A third scheme for Allerburn House, the former headquarters of Alnwick District Council, has now been lodged, despite a previous approval and refusal, with the new bid retaining the most controversial element of the refused application.
The first overhaul by Ascent Homes, which was unveiled back in 2016, was approved by the council’s strategic planning committee in January last year and the permission remains extant.
That scheme features 10 new four and five-bedroom houses, while Allerburn House and other existing buildings would be converted into seven apartments, two homes and a bungalow.
In late 2017, Ascent attempted to get changes approved by varying the original planning permission, but was told by the county council that it would have to submit a separate application.
Lodged in February this year, it sought the refurbishment of the lodge, the conversion of Allerburn House into three apartments, the demolition of ad-hoc extensions and the erection of 14 new-build units, including six three-storey townhouses.
The original proposals were largely accepted by neighbours, but this bid, despite having fewer properties overall, sparked more objections from Allerburn Lea residents and one from Alnwick Town Council, particularly in relation to the three-storey properties.

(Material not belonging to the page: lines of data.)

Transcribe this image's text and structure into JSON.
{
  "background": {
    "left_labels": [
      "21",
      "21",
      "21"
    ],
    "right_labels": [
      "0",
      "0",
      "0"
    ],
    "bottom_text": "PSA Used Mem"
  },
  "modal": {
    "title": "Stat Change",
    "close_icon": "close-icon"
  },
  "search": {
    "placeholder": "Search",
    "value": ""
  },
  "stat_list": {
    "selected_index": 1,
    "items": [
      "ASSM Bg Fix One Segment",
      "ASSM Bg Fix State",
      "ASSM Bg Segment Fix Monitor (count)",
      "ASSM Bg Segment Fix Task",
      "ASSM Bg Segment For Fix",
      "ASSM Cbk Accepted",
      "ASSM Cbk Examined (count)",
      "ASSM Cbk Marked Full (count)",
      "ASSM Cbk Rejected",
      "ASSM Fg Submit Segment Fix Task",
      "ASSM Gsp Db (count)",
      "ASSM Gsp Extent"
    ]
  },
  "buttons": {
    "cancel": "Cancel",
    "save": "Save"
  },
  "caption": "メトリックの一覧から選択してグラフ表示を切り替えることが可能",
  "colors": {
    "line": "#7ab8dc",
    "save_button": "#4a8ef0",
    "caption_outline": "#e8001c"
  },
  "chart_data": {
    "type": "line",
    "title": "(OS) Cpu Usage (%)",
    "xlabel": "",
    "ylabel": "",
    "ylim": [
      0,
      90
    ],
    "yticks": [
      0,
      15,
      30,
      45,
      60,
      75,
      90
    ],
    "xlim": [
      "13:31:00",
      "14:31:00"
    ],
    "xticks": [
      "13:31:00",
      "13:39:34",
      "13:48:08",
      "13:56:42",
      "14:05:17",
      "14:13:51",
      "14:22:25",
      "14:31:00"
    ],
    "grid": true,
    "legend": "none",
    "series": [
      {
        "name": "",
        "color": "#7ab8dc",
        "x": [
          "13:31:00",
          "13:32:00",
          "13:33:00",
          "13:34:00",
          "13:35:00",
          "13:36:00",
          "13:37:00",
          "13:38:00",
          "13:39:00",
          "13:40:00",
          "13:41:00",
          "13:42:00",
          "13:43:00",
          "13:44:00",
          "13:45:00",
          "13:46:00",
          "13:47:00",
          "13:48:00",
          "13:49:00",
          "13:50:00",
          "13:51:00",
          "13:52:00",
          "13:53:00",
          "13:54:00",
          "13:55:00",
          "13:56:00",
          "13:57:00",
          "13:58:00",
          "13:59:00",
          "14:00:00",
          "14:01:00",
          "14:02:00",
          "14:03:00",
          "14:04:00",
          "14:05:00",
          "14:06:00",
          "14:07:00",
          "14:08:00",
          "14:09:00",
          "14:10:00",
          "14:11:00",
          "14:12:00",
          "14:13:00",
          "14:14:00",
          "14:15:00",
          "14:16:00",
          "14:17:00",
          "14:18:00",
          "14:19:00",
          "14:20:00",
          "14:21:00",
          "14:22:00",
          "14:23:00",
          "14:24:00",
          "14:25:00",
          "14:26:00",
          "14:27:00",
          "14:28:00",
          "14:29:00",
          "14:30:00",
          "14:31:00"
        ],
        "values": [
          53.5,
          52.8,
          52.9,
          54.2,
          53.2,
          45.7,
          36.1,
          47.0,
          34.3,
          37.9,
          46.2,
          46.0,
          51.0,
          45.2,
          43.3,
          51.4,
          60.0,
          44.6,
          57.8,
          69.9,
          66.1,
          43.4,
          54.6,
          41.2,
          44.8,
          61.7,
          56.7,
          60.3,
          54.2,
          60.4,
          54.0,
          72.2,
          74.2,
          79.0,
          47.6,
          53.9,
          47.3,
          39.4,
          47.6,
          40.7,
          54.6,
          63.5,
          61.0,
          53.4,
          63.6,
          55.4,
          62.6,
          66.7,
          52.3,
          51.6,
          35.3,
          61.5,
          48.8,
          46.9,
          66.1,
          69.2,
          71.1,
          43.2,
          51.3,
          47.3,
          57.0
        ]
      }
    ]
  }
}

At the time, Duncan Bowman, development director at Ascent Homes, said: “Allerburn House itself is three storeys in height and, with the sloping nature of the development, Allerburn House will always retain its rightful prominence.”
Planning officers recommended approval, but members of the North Northumberland Local Area Council unanimously rejected the scheme in April.
Now, another application has gone in – for just part, not the whole of the site included in the approved scheme – to convert Allerburn House into three apartments, demolish the ad-hoc extensions and build six three-bedroom townhouses.
Ian Lawrence, an Allerburn Lea resident, said: “The residents here aren’t dinosaurs, we accept that development is necessary for housing and an increasing population to support local services.
“We supported the original plans for detached homes and nine apartments in the old house, which still stand as the only approved planning for the site, but Ascent seems determined not to implement them.”
Ben O'Connell, Local Democracy Reporting Service